ABOUT THIS TASK: State how many lines in the listing contain the string "Cron", and add nothing to that number.

ENTRIES SUPPLIED:
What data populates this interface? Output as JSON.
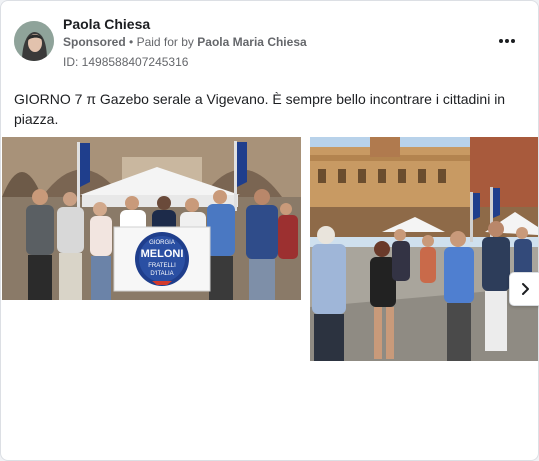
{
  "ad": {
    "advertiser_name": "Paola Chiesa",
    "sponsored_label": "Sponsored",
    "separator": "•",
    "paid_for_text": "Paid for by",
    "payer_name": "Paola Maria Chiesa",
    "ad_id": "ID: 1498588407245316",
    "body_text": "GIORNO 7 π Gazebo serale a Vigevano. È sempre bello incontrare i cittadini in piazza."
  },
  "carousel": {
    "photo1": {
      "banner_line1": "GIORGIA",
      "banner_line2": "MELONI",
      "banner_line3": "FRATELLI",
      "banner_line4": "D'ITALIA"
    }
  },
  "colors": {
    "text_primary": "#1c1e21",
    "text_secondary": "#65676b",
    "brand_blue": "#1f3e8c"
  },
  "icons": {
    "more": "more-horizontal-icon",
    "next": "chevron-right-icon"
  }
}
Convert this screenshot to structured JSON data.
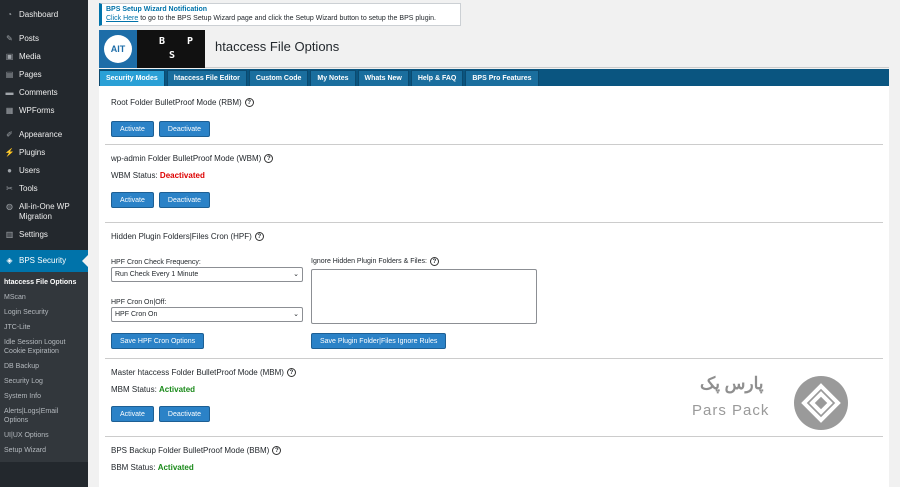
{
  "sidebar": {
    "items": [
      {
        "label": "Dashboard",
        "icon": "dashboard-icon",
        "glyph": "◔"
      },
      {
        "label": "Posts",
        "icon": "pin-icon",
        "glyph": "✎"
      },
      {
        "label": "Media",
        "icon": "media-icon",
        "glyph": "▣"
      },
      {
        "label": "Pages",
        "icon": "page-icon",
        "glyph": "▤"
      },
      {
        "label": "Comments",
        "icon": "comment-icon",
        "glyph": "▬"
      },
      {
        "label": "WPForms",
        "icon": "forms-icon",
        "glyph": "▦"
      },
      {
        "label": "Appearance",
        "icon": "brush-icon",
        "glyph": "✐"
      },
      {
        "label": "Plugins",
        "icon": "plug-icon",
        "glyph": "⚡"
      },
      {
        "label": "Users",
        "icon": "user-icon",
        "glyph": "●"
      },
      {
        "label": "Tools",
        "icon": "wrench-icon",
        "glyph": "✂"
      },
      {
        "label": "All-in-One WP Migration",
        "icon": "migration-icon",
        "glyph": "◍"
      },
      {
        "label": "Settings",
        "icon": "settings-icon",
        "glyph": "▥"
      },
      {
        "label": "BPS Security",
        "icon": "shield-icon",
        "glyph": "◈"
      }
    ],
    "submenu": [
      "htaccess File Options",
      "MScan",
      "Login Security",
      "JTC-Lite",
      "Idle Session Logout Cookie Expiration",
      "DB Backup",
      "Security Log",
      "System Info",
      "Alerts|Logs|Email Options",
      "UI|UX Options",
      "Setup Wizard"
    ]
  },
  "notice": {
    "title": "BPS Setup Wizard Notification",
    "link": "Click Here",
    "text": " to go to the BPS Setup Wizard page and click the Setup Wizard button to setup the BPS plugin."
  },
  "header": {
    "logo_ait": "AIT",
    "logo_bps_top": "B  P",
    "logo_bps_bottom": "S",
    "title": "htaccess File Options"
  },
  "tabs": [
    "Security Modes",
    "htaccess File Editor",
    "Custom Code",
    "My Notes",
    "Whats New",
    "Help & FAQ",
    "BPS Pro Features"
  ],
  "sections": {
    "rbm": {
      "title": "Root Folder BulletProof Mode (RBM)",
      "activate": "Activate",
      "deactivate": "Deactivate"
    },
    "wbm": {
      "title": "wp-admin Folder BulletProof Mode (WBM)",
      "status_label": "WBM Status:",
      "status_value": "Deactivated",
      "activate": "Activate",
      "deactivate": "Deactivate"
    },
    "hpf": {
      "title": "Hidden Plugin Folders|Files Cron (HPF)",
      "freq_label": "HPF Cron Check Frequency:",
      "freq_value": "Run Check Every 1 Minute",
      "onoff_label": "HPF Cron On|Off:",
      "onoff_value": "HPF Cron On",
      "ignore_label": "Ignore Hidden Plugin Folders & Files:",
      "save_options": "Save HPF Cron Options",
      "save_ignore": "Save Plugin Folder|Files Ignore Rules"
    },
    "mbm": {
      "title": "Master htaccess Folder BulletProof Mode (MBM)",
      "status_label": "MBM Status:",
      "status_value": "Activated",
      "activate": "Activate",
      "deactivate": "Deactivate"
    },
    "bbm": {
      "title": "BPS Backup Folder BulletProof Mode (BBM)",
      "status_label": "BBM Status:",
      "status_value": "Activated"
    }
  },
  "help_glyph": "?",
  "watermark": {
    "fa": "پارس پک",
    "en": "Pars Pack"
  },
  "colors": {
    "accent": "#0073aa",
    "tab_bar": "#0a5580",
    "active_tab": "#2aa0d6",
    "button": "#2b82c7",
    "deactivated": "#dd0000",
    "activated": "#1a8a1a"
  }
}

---

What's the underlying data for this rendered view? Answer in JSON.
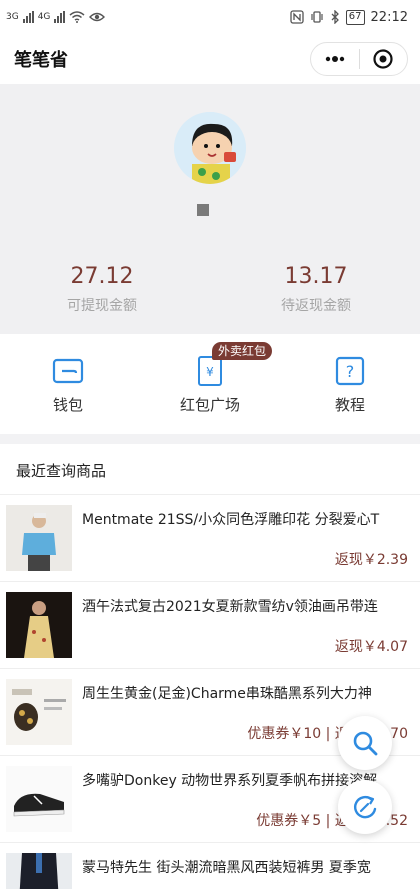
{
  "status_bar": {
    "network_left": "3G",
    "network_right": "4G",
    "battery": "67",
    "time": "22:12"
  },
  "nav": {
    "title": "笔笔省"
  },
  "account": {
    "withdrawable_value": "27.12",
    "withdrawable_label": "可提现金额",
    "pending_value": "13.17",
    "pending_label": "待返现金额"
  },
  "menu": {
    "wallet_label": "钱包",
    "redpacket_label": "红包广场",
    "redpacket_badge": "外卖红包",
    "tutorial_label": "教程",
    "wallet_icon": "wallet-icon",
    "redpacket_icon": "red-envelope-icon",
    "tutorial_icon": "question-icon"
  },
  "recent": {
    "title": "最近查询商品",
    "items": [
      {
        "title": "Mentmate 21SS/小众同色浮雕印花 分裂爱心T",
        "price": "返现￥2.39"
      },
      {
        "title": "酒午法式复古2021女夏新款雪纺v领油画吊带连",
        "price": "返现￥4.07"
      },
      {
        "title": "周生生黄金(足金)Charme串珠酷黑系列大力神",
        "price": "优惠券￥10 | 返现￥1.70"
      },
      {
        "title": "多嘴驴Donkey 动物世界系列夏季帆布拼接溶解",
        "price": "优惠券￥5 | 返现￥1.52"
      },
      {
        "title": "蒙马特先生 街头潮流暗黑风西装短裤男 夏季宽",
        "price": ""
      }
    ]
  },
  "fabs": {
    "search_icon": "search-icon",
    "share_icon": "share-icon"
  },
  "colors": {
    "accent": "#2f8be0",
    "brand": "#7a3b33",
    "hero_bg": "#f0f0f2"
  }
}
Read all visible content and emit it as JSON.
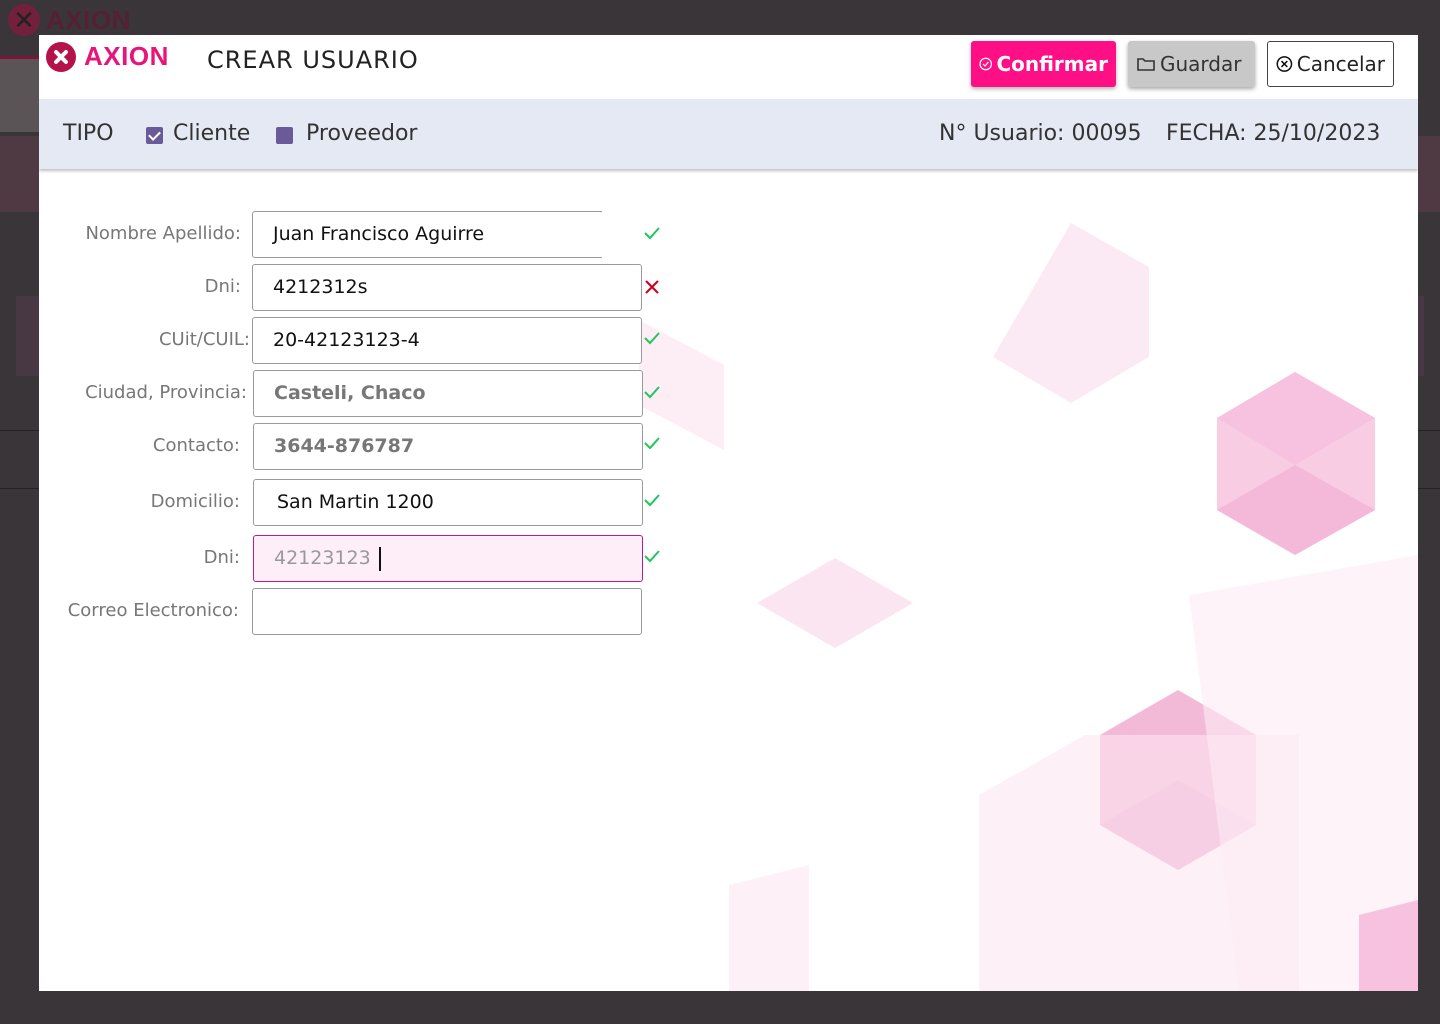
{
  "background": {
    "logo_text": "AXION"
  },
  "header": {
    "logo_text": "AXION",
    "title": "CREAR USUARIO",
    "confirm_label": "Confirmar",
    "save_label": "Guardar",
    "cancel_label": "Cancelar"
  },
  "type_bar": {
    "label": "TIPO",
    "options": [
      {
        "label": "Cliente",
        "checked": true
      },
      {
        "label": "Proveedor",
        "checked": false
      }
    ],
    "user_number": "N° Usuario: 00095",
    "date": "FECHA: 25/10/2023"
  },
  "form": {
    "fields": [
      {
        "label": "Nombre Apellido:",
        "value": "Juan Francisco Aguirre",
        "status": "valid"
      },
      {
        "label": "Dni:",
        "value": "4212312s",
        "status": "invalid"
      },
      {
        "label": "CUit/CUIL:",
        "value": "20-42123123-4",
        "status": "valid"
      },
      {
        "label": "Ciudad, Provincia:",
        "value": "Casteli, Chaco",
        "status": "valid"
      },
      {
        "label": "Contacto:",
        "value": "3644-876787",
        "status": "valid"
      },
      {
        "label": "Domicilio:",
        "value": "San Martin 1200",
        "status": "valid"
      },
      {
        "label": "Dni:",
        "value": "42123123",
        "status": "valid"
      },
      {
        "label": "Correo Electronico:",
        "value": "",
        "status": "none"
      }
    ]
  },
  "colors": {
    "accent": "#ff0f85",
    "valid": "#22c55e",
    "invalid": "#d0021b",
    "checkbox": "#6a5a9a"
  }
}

RESULT: 5